On 8 August 2014, Turkish ATC observed that a Boeing 777-300ER (VT-JEL) being operated at night by Jet Airways on a scheduled international passenger flight from Mumbai to Brussels as 9W-228 had departed its cleared cruise altitude of FL340 and queried the pilots. The descent was arrested at FL317 and the aircraft re-cleared to continue at FL320.
An Investigation was carried out by the Indian DGCA in accordance with Regulations based on the principles of ICAO Annex 13. DFDR data were used in support of the Investigation.
The 40 year-old Captain was found to have 12,845 hours total flying experience including 4785 hours on type, almost all in command. The 46 year-old First Officer was found to have 7388 hours total flying experience including 4332 hours on type. In 2001, the First Officer was found to have failed an initial attempt to gain an ATR 72 type rating and during further training for the eventually successful second attempt to obtain one to have been recorded as "lacking judgement". However, it was found that there were no further adverse remarks in respect of competency on her training records on the ATR 72 or in respect of subsequent transition to and service on the Boeing 737 NG and Boeing 777.

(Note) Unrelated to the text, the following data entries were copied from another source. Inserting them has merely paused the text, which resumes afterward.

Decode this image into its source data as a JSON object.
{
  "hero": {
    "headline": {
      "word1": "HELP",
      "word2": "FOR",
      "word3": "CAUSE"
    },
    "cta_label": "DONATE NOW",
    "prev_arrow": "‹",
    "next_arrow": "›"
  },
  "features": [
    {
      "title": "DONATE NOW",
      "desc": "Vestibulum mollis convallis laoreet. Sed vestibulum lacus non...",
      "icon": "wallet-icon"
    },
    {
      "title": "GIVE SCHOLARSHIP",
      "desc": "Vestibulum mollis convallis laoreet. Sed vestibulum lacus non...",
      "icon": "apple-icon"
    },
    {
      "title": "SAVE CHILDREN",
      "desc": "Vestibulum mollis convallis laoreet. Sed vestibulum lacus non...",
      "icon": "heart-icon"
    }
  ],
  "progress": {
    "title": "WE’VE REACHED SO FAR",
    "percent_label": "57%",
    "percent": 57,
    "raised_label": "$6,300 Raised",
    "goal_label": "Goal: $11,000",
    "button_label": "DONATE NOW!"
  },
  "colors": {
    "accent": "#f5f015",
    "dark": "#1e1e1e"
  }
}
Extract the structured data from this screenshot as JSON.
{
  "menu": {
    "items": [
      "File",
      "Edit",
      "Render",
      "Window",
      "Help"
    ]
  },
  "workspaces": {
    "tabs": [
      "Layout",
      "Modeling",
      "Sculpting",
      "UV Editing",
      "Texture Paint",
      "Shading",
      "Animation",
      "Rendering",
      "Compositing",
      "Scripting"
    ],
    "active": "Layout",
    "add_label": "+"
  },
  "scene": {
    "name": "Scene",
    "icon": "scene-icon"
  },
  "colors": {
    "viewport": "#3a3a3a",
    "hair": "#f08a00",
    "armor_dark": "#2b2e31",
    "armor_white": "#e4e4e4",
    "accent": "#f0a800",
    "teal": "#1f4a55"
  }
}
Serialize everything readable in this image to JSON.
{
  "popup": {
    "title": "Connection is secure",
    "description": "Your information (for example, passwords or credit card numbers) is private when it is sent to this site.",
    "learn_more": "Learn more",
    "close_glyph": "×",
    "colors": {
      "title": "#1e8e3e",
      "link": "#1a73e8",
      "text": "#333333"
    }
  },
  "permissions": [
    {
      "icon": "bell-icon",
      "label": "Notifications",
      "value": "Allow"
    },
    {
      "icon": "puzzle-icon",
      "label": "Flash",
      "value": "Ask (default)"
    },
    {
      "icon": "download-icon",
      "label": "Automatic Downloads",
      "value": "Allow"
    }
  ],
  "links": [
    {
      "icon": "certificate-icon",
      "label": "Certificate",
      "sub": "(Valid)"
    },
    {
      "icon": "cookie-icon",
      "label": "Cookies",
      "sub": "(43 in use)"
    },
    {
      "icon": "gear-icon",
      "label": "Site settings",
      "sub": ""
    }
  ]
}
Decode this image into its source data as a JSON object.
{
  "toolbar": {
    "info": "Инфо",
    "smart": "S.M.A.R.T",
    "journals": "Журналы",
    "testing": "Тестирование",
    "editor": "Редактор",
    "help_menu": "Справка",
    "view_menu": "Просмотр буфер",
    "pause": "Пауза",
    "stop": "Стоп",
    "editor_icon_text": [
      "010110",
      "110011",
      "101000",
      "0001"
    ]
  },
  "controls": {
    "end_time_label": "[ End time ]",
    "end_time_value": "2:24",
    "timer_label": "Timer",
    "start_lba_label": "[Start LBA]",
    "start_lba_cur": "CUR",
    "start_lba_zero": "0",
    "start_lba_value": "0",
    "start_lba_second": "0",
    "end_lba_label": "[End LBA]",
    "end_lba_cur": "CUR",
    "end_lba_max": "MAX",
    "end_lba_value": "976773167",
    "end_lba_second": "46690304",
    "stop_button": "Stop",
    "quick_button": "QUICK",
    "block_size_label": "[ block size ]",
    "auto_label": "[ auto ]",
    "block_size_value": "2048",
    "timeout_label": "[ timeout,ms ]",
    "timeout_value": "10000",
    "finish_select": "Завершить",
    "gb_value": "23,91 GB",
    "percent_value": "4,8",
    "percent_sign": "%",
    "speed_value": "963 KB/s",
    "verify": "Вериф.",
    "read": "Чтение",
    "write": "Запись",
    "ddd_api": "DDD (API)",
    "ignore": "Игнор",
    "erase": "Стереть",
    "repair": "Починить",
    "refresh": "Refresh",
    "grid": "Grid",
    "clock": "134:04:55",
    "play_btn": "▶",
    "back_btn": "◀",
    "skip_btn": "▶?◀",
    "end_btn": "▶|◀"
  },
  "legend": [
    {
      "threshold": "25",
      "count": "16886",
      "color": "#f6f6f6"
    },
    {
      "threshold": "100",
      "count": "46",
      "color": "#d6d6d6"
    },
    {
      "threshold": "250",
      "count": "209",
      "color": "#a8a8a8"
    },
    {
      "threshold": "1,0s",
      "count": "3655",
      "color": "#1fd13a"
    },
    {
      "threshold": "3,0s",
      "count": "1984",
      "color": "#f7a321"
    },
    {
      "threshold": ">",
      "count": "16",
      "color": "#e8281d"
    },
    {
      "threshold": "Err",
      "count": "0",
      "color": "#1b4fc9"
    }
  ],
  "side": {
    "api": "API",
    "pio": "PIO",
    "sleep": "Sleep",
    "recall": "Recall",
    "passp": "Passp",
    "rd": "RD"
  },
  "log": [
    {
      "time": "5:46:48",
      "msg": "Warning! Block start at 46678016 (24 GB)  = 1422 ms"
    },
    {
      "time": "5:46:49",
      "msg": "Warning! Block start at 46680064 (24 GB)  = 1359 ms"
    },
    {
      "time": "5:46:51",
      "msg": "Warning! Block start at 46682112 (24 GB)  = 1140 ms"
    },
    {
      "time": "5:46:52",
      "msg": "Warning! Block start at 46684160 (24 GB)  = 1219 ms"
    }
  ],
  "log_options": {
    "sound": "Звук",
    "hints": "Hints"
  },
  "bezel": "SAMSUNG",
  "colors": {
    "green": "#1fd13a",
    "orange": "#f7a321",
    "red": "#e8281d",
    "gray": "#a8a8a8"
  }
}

It was established that the aircraft had been in the cruise at FL340 when, with the aircraft commander asleep during in a period of Controlled Rest and the aircraft at waypoint CRM in Turkish airspace, the First Officer inadvertently input and activated what should have been a change of track to 292 into the MCP as the selected altitude 29,200. She did not detect the error during the subsequent descent over nearly 2 minutes at up to 1664 fpm and only became aware of the situation when ATC noticed the departure from the cleared altitude and queried this observation. She then arrested the descent at FL317 and, after re-clearance by ATC to cruise at FL320, adjusted the altitude to that level without waking the commander. Once at FL320, she woke the Captain who stated that he had seen an altitude of 29,200 on the FMC. DFDR data showed that the AP had remained engaged throughout the excursion and was used to confirm that the excursion had been caused not be any malfunction but by flight crew action. It was noted that the First Officer had claimed to the Investigation that "the aircraft descended from FL340 without any pilot input" until she arrested the descent at FL317 using 'ALT HOLD' after being alerted to the loss of altitude by ATC.
It was explicitly noted that, having examined all the available data, Boeing "was unable to identify an aircraft system failure that caused this descent" and had concluded without equivocation that "the available data does not (indicate) the need to perform any additional aircraft maintenance in response to this event.”
The procedures for Controlled Rest were noted as contained in DGCA Operations Circular 8/2013. These included:
- controlled rest shall not be longer than 40 minutes with another 20 minutes for operational orientation before resuming flight deck duties
- any flight crew depending on the circumstances may terminate the rest at any time.
- altitude changes are not permitted during controlled rest.
- in the event of any abnormal condition, the non-resting pilot shall wake the resting pilot.
- any system intervention which would normally require a cross check according to multi crew principles must be avoided until the resting crew member resumes his duties.
It was considered by the Investigation that "the presence of cabin crew (on the flight deck) during controlled rest would enhance the alertness of the remaining crew" and that "this should also reduce (the chances of) inadvertent action to some extent".
The Probable Cause of the event was formally determined as "the First Officer inadvertently fed the Altitude window on the Mode Control Panel with the corrected track of 292º and activated it thereby causing the altitude of the aircraft to drop."
Two Safety Recommendations were made as follows:
- that the Co-Pilot (involved) should be given corrective training on fight automation systems.
- that the DGAC should take any other action deemed appropriate.
The Final Report was released on 28 December 2015.